● RECORDS TO PROCESS

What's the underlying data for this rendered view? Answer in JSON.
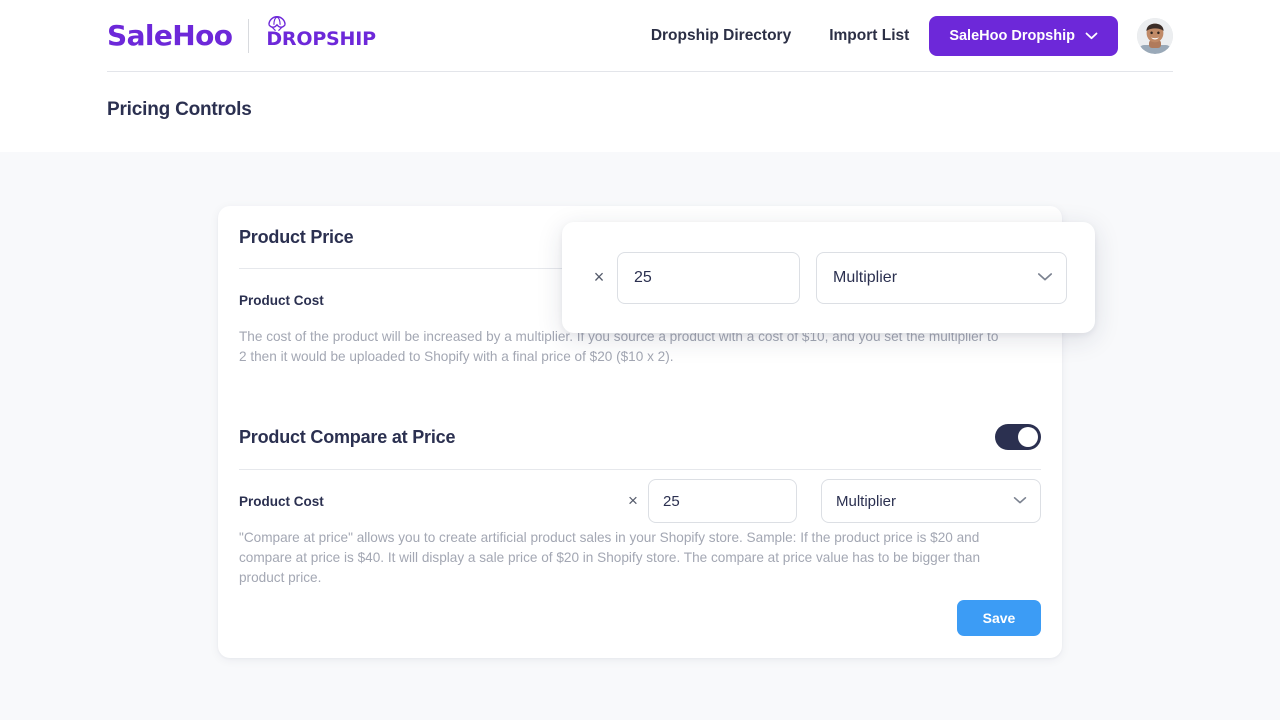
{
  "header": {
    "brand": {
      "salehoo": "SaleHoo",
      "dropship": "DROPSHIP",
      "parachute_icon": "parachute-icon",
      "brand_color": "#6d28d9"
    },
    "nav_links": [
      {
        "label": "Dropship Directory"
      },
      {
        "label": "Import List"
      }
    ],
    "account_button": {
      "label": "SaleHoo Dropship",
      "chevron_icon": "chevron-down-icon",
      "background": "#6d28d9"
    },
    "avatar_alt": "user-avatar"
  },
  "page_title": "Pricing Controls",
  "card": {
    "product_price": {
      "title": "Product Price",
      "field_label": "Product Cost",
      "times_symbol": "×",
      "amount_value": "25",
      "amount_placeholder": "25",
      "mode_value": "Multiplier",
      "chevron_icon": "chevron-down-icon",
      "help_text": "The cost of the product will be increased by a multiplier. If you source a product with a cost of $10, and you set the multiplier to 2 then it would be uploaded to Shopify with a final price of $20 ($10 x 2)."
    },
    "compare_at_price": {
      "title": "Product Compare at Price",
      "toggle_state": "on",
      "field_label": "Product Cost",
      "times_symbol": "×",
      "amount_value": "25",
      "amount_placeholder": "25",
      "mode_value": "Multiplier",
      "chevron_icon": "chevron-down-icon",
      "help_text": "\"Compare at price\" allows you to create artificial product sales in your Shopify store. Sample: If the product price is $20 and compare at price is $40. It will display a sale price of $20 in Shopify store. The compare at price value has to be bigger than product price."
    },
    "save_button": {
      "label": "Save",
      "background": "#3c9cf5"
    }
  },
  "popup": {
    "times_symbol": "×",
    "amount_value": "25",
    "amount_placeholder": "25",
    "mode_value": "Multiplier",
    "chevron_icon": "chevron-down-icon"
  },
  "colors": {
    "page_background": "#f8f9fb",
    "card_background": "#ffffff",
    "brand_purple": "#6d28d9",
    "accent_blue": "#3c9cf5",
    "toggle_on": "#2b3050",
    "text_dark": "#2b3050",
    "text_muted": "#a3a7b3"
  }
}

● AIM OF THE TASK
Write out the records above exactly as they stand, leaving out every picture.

● REPLY
What's the underlying data for this rendered view? Answer in JSON.
{
  "header": {
    "brand": {
      "salehoo": "SaleHoo",
      "dropship": "DROPSHIP",
      "parachute_icon": "parachute-icon",
      "brand_color": "#6d28d9"
    },
    "nav_links": [
      {
        "label": "Dropship Directory"
      },
      {
        "label": "Import List"
      }
    ],
    "account_button": {
      "label": "SaleHoo Dropship",
      "chevron_icon": "chevron-down-icon",
      "background": "#6d28d9"
    },
    "avatar_alt": "user-avatar"
  },
  "page_title": "Pricing Controls",
  "card": {
    "product_price": {
      "title": "Product Price",
      "field_label": "Product Cost",
      "times_symbol": "×",
      "amount_value": "25",
      "amount_placeholder": "25",
      "mode_value": "Multiplier",
      "chevron_icon": "chevron-down-icon",
      "help_text": "The cost of the product will be increased by a multiplier. If you source a product with a cost of $10, and you set the multiplier to 2 then it would be uploaded to Shopify with a final price of $20 ($10 x 2)."
    },
    "compare_at_price": {
      "title": "Product Compare at Price",
      "toggle_state": "on",
      "field_label": "Product Cost",
      "times_symbol": "×",
      "amount_value": "25",
      "amount_placeholder": "25",
      "mode_value": "Multiplier",
      "chevron_icon": "chevron-down-icon",
      "help_text": "\"Compare at price\" allows you to create artificial product sales in your Shopify store. Sample: If the product price is $20 and compare at price is $40. It will display a sale price of $20 in Shopify store. The compare at price value has to be bigger than product price."
    },
    "save_button": {
      "label": "Save",
      "background": "#3c9cf5"
    }
  },
  "popup": {
    "times_symbol": "×",
    "amount_value": "25",
    "amount_placeholder": "25",
    "mode_value": "Multiplier",
    "chevron_icon": "chevron-down-icon"
  },
  "colors": {
    "page_background": "#f8f9fb",
    "card_background": "#ffffff",
    "brand_purple": "#6d28d9",
    "accent_blue": "#3c9cf5",
    "toggle_on": "#2b3050",
    "text_dark": "#2b3050",
    "text_muted": "#a3a7b3"
  }
}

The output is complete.